[[2]] Cf. also H. Mason, 'Lucius at Corinth', Phoenix 25 (1971) 160-65; P. Veyne, 'Apulée à Cenchrées', RPh 39 (1965) 241-51.

[[3]] M. M. Bakhtin (tr. C. Emerson and M. Holquist), The Dialogic Imagination (Austin 1981) 86-130.

[[4]] I have not seen Branham's defence of Bakhtin ('A Truer Story of the Novel?') in R. Bracht Branham (ed.), Bakhtin and the Classics (Evanston 2002) 161-86, mentioned by Konstan, p. 10.

[[5]] D. Konstan, Sexual Symmetry: Love in the Ancient Novel and Related Genres (Princeton 1994) 11, 46f. Cf. contra J. R. Morgan, 'Erotika Mathemata: Greek Romance as Sentimental Education', in Alan H. Sommerstein and Catherine Atherton (edd.), Education in Greek Fiction (Bari 1997) 166.

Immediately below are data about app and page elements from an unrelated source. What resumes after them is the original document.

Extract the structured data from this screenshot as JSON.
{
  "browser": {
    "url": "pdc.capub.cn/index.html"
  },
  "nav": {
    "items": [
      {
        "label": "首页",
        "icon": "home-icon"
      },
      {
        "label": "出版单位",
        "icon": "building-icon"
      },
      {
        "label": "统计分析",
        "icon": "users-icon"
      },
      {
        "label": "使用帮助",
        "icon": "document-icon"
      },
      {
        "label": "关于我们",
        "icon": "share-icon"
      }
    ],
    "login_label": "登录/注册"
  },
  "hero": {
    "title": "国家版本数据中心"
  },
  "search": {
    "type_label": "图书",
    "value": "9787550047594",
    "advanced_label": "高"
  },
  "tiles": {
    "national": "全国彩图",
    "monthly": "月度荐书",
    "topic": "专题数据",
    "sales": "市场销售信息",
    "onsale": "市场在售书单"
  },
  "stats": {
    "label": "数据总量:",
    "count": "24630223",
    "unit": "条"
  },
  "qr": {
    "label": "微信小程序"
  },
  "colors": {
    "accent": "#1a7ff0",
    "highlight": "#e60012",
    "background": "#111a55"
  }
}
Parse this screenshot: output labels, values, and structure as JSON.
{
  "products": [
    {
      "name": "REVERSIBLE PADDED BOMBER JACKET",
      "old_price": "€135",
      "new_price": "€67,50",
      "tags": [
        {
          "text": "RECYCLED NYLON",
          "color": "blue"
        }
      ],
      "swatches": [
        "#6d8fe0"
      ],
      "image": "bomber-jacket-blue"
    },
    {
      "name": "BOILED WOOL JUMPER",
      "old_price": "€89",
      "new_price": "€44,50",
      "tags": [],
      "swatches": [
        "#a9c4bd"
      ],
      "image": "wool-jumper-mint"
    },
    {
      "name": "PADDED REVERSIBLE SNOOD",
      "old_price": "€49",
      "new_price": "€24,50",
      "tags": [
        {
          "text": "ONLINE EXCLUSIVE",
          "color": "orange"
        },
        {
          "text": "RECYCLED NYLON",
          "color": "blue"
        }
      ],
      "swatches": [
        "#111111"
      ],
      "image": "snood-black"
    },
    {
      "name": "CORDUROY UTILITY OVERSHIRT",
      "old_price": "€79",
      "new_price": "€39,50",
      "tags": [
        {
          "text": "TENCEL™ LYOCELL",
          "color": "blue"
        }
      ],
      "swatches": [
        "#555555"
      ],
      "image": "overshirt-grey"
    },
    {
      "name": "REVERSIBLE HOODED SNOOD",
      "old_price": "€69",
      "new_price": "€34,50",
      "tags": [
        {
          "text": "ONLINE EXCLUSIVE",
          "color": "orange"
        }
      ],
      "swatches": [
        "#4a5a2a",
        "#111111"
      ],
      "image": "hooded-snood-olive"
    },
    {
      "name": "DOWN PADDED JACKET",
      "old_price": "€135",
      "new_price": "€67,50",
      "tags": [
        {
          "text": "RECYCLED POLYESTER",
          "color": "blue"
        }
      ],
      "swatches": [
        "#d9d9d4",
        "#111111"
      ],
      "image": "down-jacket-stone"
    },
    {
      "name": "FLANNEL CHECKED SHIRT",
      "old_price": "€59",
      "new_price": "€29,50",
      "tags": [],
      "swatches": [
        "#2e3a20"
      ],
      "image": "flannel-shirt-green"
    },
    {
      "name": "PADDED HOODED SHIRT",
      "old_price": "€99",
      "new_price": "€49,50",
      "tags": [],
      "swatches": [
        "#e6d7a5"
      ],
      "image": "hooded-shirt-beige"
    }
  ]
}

[[6]] The editorial preface introduces an unfortunate misconstruction of Panayotakis' argument on p. xii: 'The temple and the brothel, which are traditionally regarded as places standing for purity against pollution, in Apollonius accomodate female virginity and chastity.' Compare the author's formulation of this sentence on p. 99: 'the temple and the brothel, though traditionally representing purity and pollution, respectively, accomodate to the same extent female virginity and chastity.' The punctuation of this sentence does not help to make its rather obscure meaning any clearer. A further formulation is provided on p. 105: 'the temple and the brothel, both public places par excellence and mainly male territories, are in this way put on a par, for they accomodate to the same extent the untouchable and undefiled bodies of Archistratis and Tarsia.'

[[7]] The presentation of the book is on the whole good, but the following errors should be noted: p. 10 'Luginbill, Robert D. 2000' should be 'Luginbill, Robert D. 2002'; 'delightfull' should be 'delightful'; p. 15 'in in' should be 'in'; p. 22 'rest fo' should be 'rest of'; p. 24 'Lanscapes' should be 'Landscapes'; p. 40 '( I believe)' should be '(I believe)'; p. 81 'whithout' should be 'without'; p. 155 'somwhere' should be 'somewhere'. Italics are inconsistently applied to Greek and Latin words and punctuation can be erratic.